Want low prices? We need political-risk insurance
Dino Falaschetti and Christopher Douglass | Special To The Sentinel
January 29, 2009
On Tuesday, State Farm announced it will no longer insure property in Florida. State Farm's decision follows the Florida Office of Insurance Regulation's rejection of the insurer's 2008 request to increase rates on property policies. The increase would have been enormous; Orange County customers could have seen an average increase of $1,000 in their annual insurance premium on a $300,000 home.
There's something weird about this. Large insurers have been dropping their prices in recent years, not raising them. Usually, large insurers can offer a better deal because they can use their geographic reach to spread risks wider.
When the wind blows in Missouri from a tornado, it usually doesn't blow in Florida from a hurricane.

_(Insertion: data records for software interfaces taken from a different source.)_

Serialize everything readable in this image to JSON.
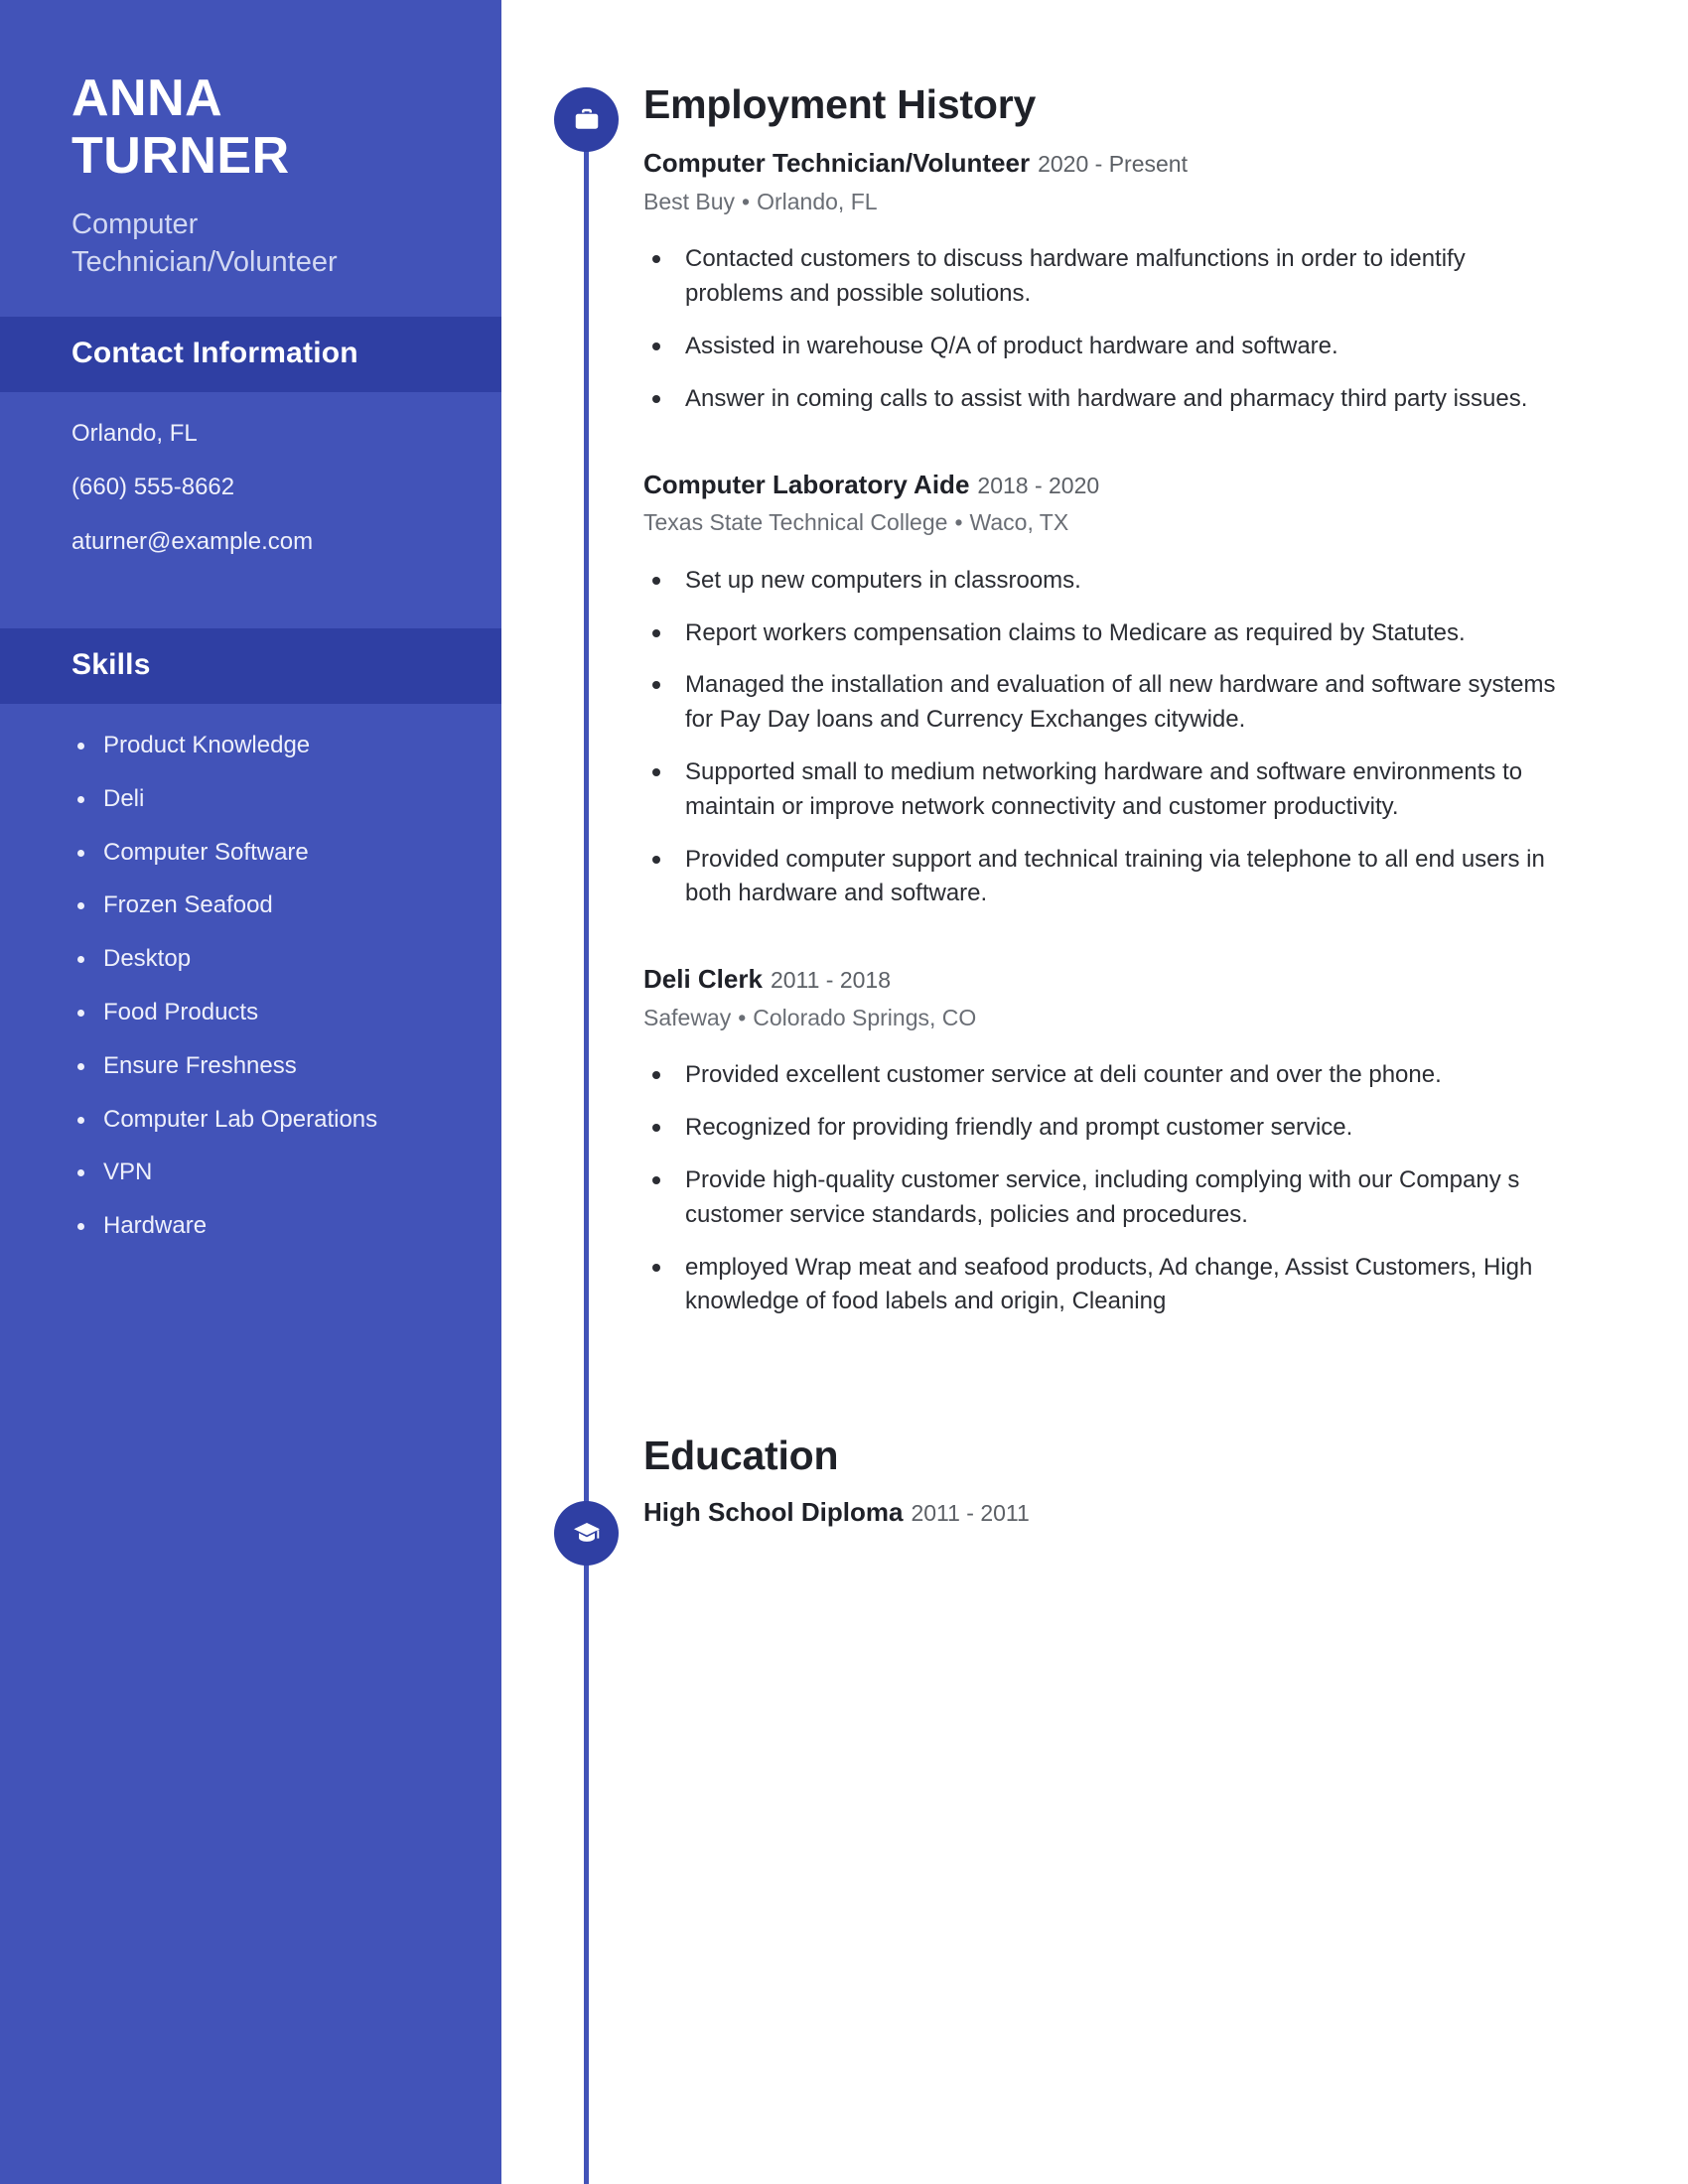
{
  "theme": {
    "sidebar_bg": "#4253B8",
    "sidebar_band_bg": "#2F3FA3",
    "accent": "#2F3FA3",
    "text_dark": "#1F2128",
    "text_muted": "#6A6E75"
  },
  "sidebar": {
    "first_name": "ANNA",
    "last_name": "TURNER",
    "headline": "Computer Technician/Volunteer",
    "contact_section": {
      "title": "Contact Information",
      "lines": [
        "Orlando, FL",
        "(660) 555-8662",
        "aturner@example.com"
      ]
    },
    "skills_section": {
      "title": "Skills",
      "items": [
        "Product Knowledge",
        "Deli",
        "Computer Software",
        "Frozen Seafood",
        "Desktop",
        "Food Products",
        "Ensure Freshness",
        "Computer Lab Operations",
        "VPN",
        "Hardware"
      ]
    }
  },
  "main": {
    "employment": {
      "icon": "briefcase-icon",
      "title": "Employment History",
      "jobs": [
        {
          "title": "Computer Technician/Volunteer",
          "dates": "2020 - Present",
          "company": "Best Buy",
          "separator": "•",
          "location": "Orlando, FL",
          "duties": [
            "Contacted customers to discuss hardware malfunctions in order to identify problems and possible solutions.",
            "Assisted in warehouse Q/A of product hardware and software.",
            "Answer in coming calls to assist with hardware and pharmacy third party issues."
          ]
        },
        {
          "title": "Computer Laboratory Aide",
          "dates": "2018 - 2020",
          "company": "Texas State Technical College",
          "separator": "•",
          "location": "Waco, TX",
          "duties": [
            "Set up new computers in classrooms.",
            "Report workers compensation claims to Medicare as required by Statutes.",
            "Managed the installation and evaluation of all new hardware and software systems for Pay Day loans and Currency Exchanges citywide.",
            "Supported small to medium networking hardware and software environments to maintain or improve network connectivity and customer productivity.",
            "Provided computer support and technical training via telephone to all end users in both hardware and software."
          ]
        },
        {
          "title": "Deli Clerk",
          "dates": "2011 - 2018",
          "company": "Safeway",
          "separator": "•",
          "location": "Colorado Springs, CO",
          "duties": [
            "Provided excellent customer service at deli counter and over the phone.",
            "Recognized for providing friendly and prompt customer service.",
            "Provide high-quality customer service, including complying with our Company s customer service standards, policies and procedures.",
            "employed Wrap meat and seafood products, Ad change, Assist Customers, High knowledge of food labels and origin, Cleaning"
          ]
        }
      ]
    },
    "education": {
      "icon": "graduation-cap-icon",
      "title": "Education",
      "entries": [
        {
          "degree": "High School Diploma",
          "dates": "2011 - 2011"
        }
      ]
    }
  }
}
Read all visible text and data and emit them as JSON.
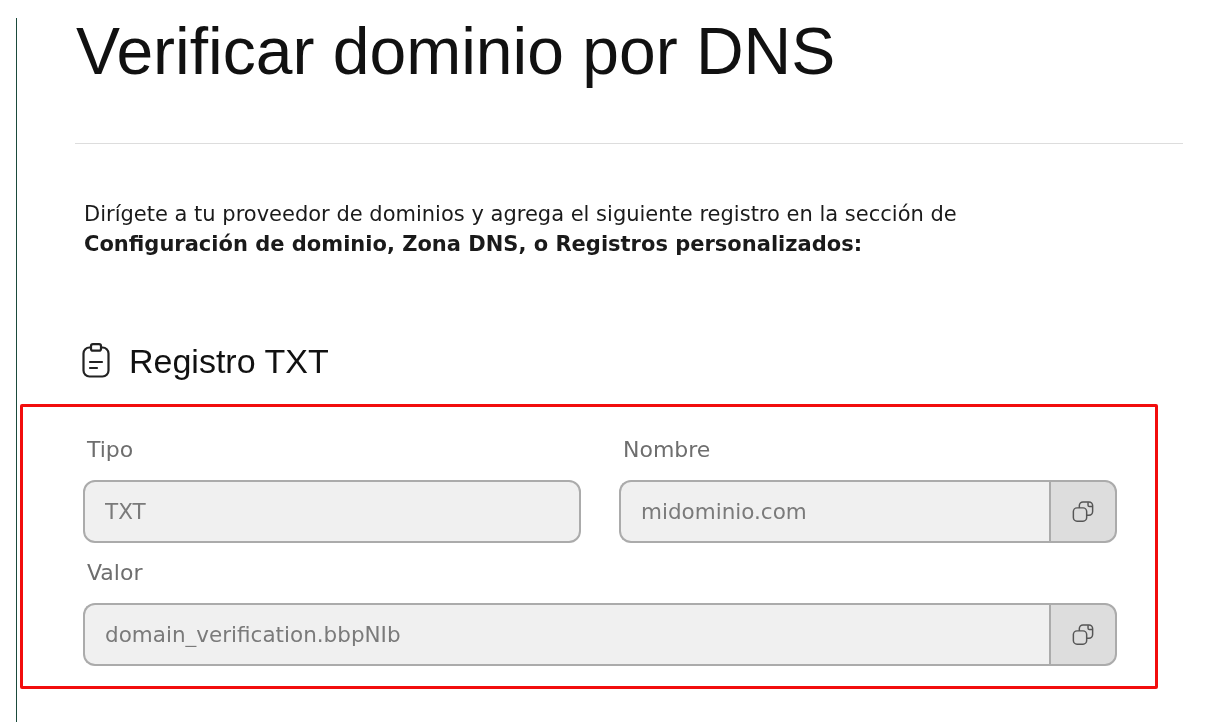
{
  "title": "Verificar dominio por DNS",
  "instructions": "Dirígete a tu proveedor de dominios y agrega el siguiente registro en la sección de\n**Configuración de dominio, Zona DNS, o Registros personalizados:**",
  "record": {
    "heading": "Registro TXT",
    "highlighted": true,
    "rows": [
      [
        {
          "label": "Tipo",
          "value": "TXT",
          "copyable": false
        },
        {
          "label": "Nombre",
          "value": "midominio.com",
          "copyable": true
        }
      ],
      [
        {
          "label": "Valor",
          "value": "domain_verification.bbpNIb",
          "copyable": true
        }
      ]
    ]
  }
}
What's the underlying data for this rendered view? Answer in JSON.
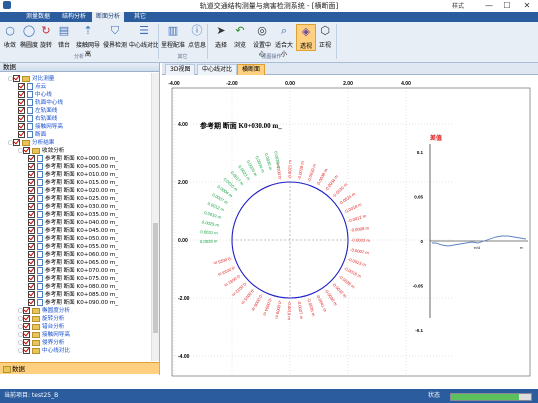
{
  "window": {
    "title": "轨道交通结构测量与病害检测系统 - [横断面]",
    "user_label": "样式",
    "minimize": "—",
    "maximize": "☐",
    "close": "✕"
  },
  "menu_tabs": [
    "测量数据",
    "结构分析",
    "断面分析",
    "其它"
  ],
  "menu_active": 2,
  "ribbon": {
    "buttons": [
      {
        "label": "收敛",
        "icon": "convergence-icon"
      },
      {
        "label": "椭圆度",
        "icon": "ellipse-icon"
      },
      {
        "label": "旋转",
        "icon": "rotate-icon"
      },
      {
        "label": "错台",
        "icon": "misalign-icon"
      },
      {
        "label": "接触网导高",
        "icon": "catenary-icon"
      },
      {
        "label": "侵界检测",
        "icon": "clearance-icon"
      },
      {
        "label": "中心线对比",
        "icon": "centerline-icon"
      },
      {
        "label": "里程配准",
        "icon": "mileage-icon"
      },
      {
        "label": "点信息",
        "icon": "info-icon"
      },
      {
        "label": "选择",
        "icon": "select-icon"
      },
      {
        "label": "浏览",
        "icon": "pan-icon"
      },
      {
        "label": "设置中心",
        "icon": "target-icon"
      },
      {
        "label": "适合大小",
        "icon": "zoom-fit-icon"
      },
      {
        "label": "透视",
        "icon": "perspective-icon"
      },
      {
        "label": "正视",
        "icon": "cube-icon"
      }
    ],
    "groups": [
      "分析",
      "其它",
      "视图操作"
    ]
  },
  "left_panel": {
    "title": "数据",
    "footer": "数据",
    "tree": [
      {
        "label": "对比测量",
        "level": 1,
        "kind": "folder",
        "blue": true
      },
      {
        "label": "点云",
        "level": 2,
        "kind": "doc",
        "blue": true
      },
      {
        "label": "中心线",
        "level": 2,
        "kind": "doc",
        "blue": true
      },
      {
        "label": "轨面中心线",
        "level": 2,
        "kind": "doc",
        "blue": true
      },
      {
        "label": "左轨面线",
        "level": 2,
        "kind": "doc",
        "blue": true
      },
      {
        "label": "右轨面线",
        "level": 2,
        "kind": "doc",
        "blue": true
      },
      {
        "label": "接触网导高",
        "level": 2,
        "kind": "doc",
        "blue": true
      },
      {
        "label": "断面",
        "level": 2,
        "kind": "doc",
        "blue": true
      },
      {
        "label": "分析结果",
        "level": 1,
        "kind": "folder",
        "blue": true
      },
      {
        "label": "收敛分析",
        "level": 2,
        "kind": "folder",
        "blue": false
      },
      {
        "label": "参考期 断面 K0+000.00 m_",
        "level": 3,
        "kind": "doc",
        "blue": false
      },
      {
        "label": "参考期 断面 K0+005.00 m_",
        "level": 3,
        "kind": "doc",
        "blue": false
      },
      {
        "label": "参考期 断面 K0+010.00 m_",
        "level": 3,
        "kind": "doc",
        "blue": false
      },
      {
        "label": "参考期 断面 K0+015.00 m_",
        "level": 3,
        "kind": "doc",
        "blue": false
      },
      {
        "label": "参考期 断面 K0+020.00 m_",
        "level": 3,
        "kind": "doc",
        "blue": false
      },
      {
        "label": "参考期 断面 K0+025.00 m_",
        "level": 3,
        "kind": "doc",
        "blue": false
      },
      {
        "label": "参考期 断面 K0+030.00 m_",
        "level": 3,
        "kind": "doc",
        "blue": false
      },
      {
        "label": "参考期 断面 K0+035.00 m_",
        "level": 3,
        "kind": "doc",
        "blue": false
      },
      {
        "label": "参考期 断面 K0+040.00 m_",
        "level": 3,
        "kind": "doc",
        "blue": false
      },
      {
        "label": "参考期 断面 K0+045.00 m_",
        "level": 3,
        "kind": "doc",
        "blue": false
      },
      {
        "label": "参考期 断面 K0+050.00 m_",
        "level": 3,
        "kind": "doc",
        "blue": false
      },
      {
        "label": "参考期 断面 K0+055.00 m_",
        "level": 3,
        "kind": "doc",
        "blue": false
      },
      {
        "label": "参考期 断面 K0+060.00 m_",
        "level": 3,
        "kind": "doc",
        "blue": false
      },
      {
        "label": "参考期 断面 K0+065.00 m_",
        "level": 3,
        "kind": "doc",
        "blue": false
      },
      {
        "label": "参考期 断面 K0+070.00 m_",
        "level": 3,
        "kind": "doc",
        "blue": false
      },
      {
        "label": "参考期 断面 K0+075.00 m_",
        "level": 3,
        "kind": "doc",
        "blue": false
      },
      {
        "label": "参考期 断面 K0+080.00 m_",
        "level": 3,
        "kind": "doc",
        "blue": false
      },
      {
        "label": "参考期 断面 K0+085.00 m_",
        "level": 3,
        "kind": "doc",
        "blue": false
      },
      {
        "label": "参考期 断面 K0+090.00 m_",
        "level": 3,
        "kind": "doc",
        "blue": false
      },
      {
        "label": "椭圆度分析",
        "level": 2,
        "kind": "folder",
        "blue": true
      },
      {
        "label": "旋转分析",
        "level": 2,
        "kind": "folder",
        "blue": true
      },
      {
        "label": "错台分析",
        "level": 2,
        "kind": "folder",
        "blue": true
      },
      {
        "label": "接触网导高",
        "level": 2,
        "kind": "folder",
        "blue": true
      },
      {
        "label": "侵界分析",
        "level": 2,
        "kind": "folder",
        "blue": true
      },
      {
        "label": "中心线对比",
        "level": 2,
        "kind": "folder",
        "blue": true
      }
    ]
  },
  "doc_tabs": [
    "3D视图",
    "中心线对比",
    "横断面"
  ],
  "doc_active": 2,
  "plot": {
    "title": "参考期 断面 K0+030.00 m_",
    "diff_label": "差值",
    "x_ticks": [
      "-4.00",
      "-2.00",
      "0.00",
      "2.00",
      "4.00"
    ],
    "y_ticks": [
      "4.00",
      "2.00",
      "0.00",
      "-2.00",
      "-4.00"
    ],
    "side_ticks": [
      "0.1",
      "0.05",
      "0",
      "-0.05",
      "-0.1"
    ],
    "side_marks": [
      "π/4",
      "π"
    ],
    "labels_red": [
      "-0.0011 m",
      "-0.0021 m",
      "-0.0029 m",
      "-0.0039 m",
      "-0.0038 m",
      "-0.0034 m",
      "-0.0030 m",
      "-0.0024 m",
      "-0.0018 m",
      "-0.0012 m",
      "-0.0008 m",
      "-0.0002 m",
      "-0.0007 m",
      "-0.0013 m",
      "-0.0018 m",
      "-0.0028 m",
      "-0.0032 m",
      "-0.0036 m",
      "-0.0041 m",
      "-0.0035 m",
      "-0.0027 m",
      "-0.0019 m",
      "-0.0009 m",
      "-0.0004 m",
      "-0.0006 m",
      "-0.0015 m",
      "-0.0022 m",
      "-0.0031 m",
      "-0.0033 m",
      "-0.0025 m"
    ],
    "labels_green": [
      "0.0028 m",
      "0.0031 m",
      "0.0025 m",
      "0.0019 m",
      "0.0012 m",
      "0.0007 m",
      "0.0004 m",
      "0.0010 m",
      "0.0017 m",
      "0.0023 m",
      "0.0029 m",
      "0.0034 m",
      "0.0030 m",
      "0.0026 m"
    ]
  },
  "status": {
    "project": "当前项目: test25_B",
    "state": "状态",
    "progress": 0.85
  },
  "colors": {
    "accent": "#2a5c9e",
    "ribbon_bg": "#e8eef6",
    "highlight": "#ffd080",
    "circle": "#1e1ec8",
    "neg": "#e02020",
    "pos": "#10a040"
  }
}
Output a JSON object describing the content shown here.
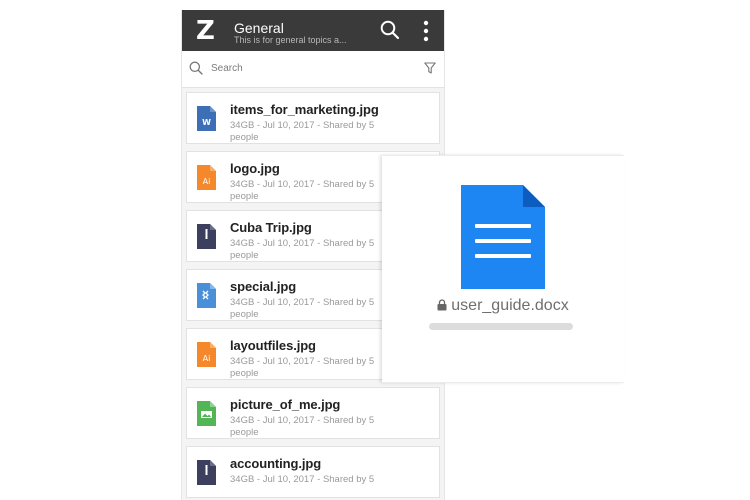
{
  "app": {
    "logo_letter": "Z",
    "title": "General",
    "subtitle": "This is for general topics a..."
  },
  "search": {
    "placeholder": "Search"
  },
  "files": [
    {
      "name": "items_for_marketing.jpg",
      "meta": "34GB -  Jul 10, 2017  - Shared by 5 people",
      "icon": "word-doc-icon",
      "color": "#3d6fb6",
      "glyph": "W"
    },
    {
      "name": "logo.jpg",
      "meta": "34GB -  Jul 10, 2017  - Shared by 5 people",
      "icon": "illustrator-file-icon",
      "color": "#f5882b",
      "glyph": "Ai"
    },
    {
      "name": "Cuba Trip.jpg",
      "meta": "34GB -  Jul 10, 2017  - Shared by 5 people",
      "icon": "dark-file-icon",
      "color": "#3d3f5e",
      "glyph": ""
    },
    {
      "name": "special.jpg",
      "meta": "34GB -  Jul 10, 2017  - Shared by 5 people",
      "icon": "zip-file-icon",
      "color": "#4a90d9",
      "glyph": ""
    },
    {
      "name": "layoutfiles.jpg",
      "meta": "34GB -  Jul 10, 2017  - Shared by 5 people",
      "icon": "illustrator-file-icon",
      "color": "#f5882b",
      "glyph": "Ai"
    },
    {
      "name": "picture_of_me.jpg",
      "meta": "34GB -  Jul 10, 2017  - Shared by 5 people",
      "icon": "image-file-icon",
      "color": "#52b556",
      "glyph": ""
    },
    {
      "name": "accounting.jpg",
      "meta": "34GB -  Jul 10, 2017  - Shared by 5",
      "icon": "dark-file-icon",
      "color": "#3d3f5e",
      "glyph": ""
    }
  ],
  "preview": {
    "filename": "user_guide.docx",
    "doc_color": "#1e86f2",
    "loading_progress": 0
  },
  "colors": {
    "appbar": "#3a3a3a",
    "background": "#f4f4f4"
  }
}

So, in years when there is little tornado activity, but hurricanes strike Florida, premiums come to Florida to cover losses. Insurers can balance these risks for the greater good, if we let them.
But insurance isn't working in Florida. The larger companies, including State Farm, have requested the highest rates and are trying to write fewer insurance contracts in Florida. What's going on? Why aren't the large insurers offering lower insurance premiums to Floridians?
It comes down to fairness, but not the type of fairness you might think. It's not an issue of large insurers being fair to their customers after a catastrophe; the courts have seen to that. It comes down to whether we are committed to long-term, not short-term, fairness.
Insurance is never fair in the short term. In any single year, Floridians might see State Farm use their premiums to settle claims in Missouri. That's not fair.
But over the long term, it is fair. If the actuaries have done their work well, the tornadoes in Missouri (and the earthquakes in California) will balance out against the hurricanes in Florida.
Unfortunately, when politicians get involved, fairness is usually more about narrowing the benefits and spreading the costs. It's not their fault; they need to get re-elected, and denying requests from insurers to increase premiums helps. Many will vote for candidates who promise to leave other states with all of the risk -- not candidates who promise to efficiently balance those risks with other states.
Choosing a short-term solution can lead to long-term problems. We often hear that Florida's problems come from insurers not wanting to be in a risky place. But what kind of risks are they worried about? Risk of the next catastrophe or risk that politicians will change the rules after the next catastrophe?
Large insurers are pretty good at balancing the risk of wind between Missouri and Florida. But there is no way to balance against a political landscape that leaves them with almost certain losses; they can only try to get away.
Until we find a way to provide insurance against political risks, we will probably see more insurers leaving Florida. Without insurance against political risk, insurers won't be around to provide lower-priced insurance against natural risks.Full Source HereB-b-but I thought insurance was supposed to be a charity...! Either we'll have to force those greedy corporations to sell policies at a loss, or we'll have to just tax rich people more.